Heila Technologies Awarded $1 Million from the National Science Foundation
Phase II Small Business Innovation Research Program Funds Commercialization of Heila Edge® DER Control and Optimization Platform
For Immediate Release
May 18, 2021
SOMERVILLE, Massachusetts — Heila Technologies Inc. (Heila), a Boston-based distributed energy controls company, recently received an approximately $1 million grant as part of the National Science Foundation’s (NSF) Phase II Small Business Innovation Research (SBIR) program after receiving the Phase I SBIR award in 2019. The SBIR program aims to fund advanced research and development for cutting-edge scientific and engineering discoveries and bring them into the market at scale. The grant will support Heila’s efforts to commercialize their Heila Edge® platform.
Heila’s solution adopts a decentralized approach to distributed energy resource (DER) system management, orchestrating fleets of DERs with embodied intelligence and emergent behavior to build stronger, cleaner and more resilient grid systems. Utilizing advanced machine learning algorithms in an end-to-end control and optimization solution, the Heila Edge® platform can operate and optimize DERs autonomously, even when external communications are lost. Doing so enables operators to seamlessly add or remove assets — regardless of technology or vendor — with no single points of failure or vulnerability to cyberattacks.
“NSF is proud to support the technology of the future by thinking beyond incremental developments and funding the most creative, impactful ideas across all markets and areas of science and engineering,” said Andrea Belz, Division Director of the Division of Industrial Innovation and Partnerships at NSF. “With the support of our research funds, any deep technology startup or small business can guide basic science into meaningful solutions that address tremendous needs.”
“Our technology can unlock the full potential of DER systems and can help overhaul the grid to enable a more resilient, cost-effective, and sustainable energy future. We have identified the set of capabilities that, if demonstrated in high impact projects, would make the Heila Edge® platform the only solution capable of resolving the technical and logistical gaps that hinder the further adoption of intelligent DERs at scale,” said Francisco Morocz, CEO of Heila Technologies. “We’re grateful that NSF continues to recognize our work toward this goal — this award is an instrumental milestone as we scale up.”
The company had previously been awarded $221,000 through the Phase I SBIR grant, recognized for its unique value proposition as a DER management solution. Once a small business is awarded a Phase I SBIR/STTR grant (up to $256,000), it becomes eligible to apply for a Phase II (up to $1,000,000). Small businesses with Phase II funding are eligible to receive up to $500,000 in additional matching funds with qualifying third-party investment or sales. The Phase II SBIR award builds upon Heila’s previous achievements and poses its Heila Edge® platform as a top contender among competing DER control platforms.
Media Contact: Emily Lospennato,

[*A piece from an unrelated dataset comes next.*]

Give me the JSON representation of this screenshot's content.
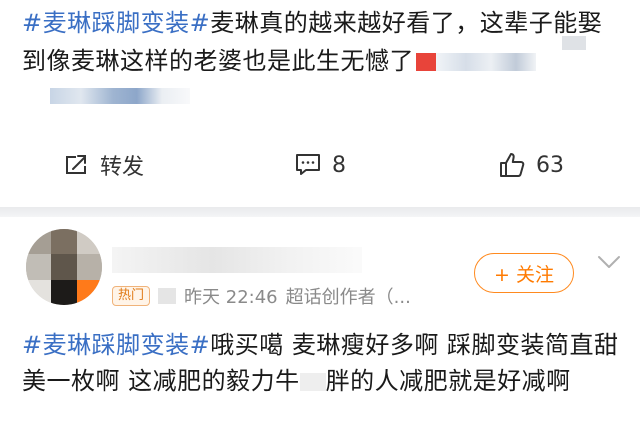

About Heila Technologies Inc.
Heila Technologies is an MIT-born company dedicated to simplifying the integration and operation of Distributed Energy Resources (DERs). Combining decades of deep theoretical knowledge and practical industry experience, Heila’s mission is to transform the energy industry from the ground up using DERs as the pillars of a new clean, resilient, and equitable grid. Its decentralized optimization system provides unparalleled automation and modularity, dramatically reducing system complexity and cost. The company was founded in 2015 and is based in Greentown Labs in Somerville, Massachusetts. To learn more, visit www.heilatech.com.
About the National Science Foundation’s Small Business Programs
America’s Seed Fund powered by NSF awards $200 million annually to startups and small businesses, transforming scientific discovery into products and services with commercial and societal impact. Startups working across almost all areas of science and technology can receive up to $2 million in funding to support research and development (R&D), helping de-risk technology for commercial success. America’s
Seed Fund is congressionally mandated through the Small Business Innovation Research (SBIR) program. The NSF is an independent federal agency with a budget of about $8.5 billion that supports fundamental research and education across all fields of science and engineering.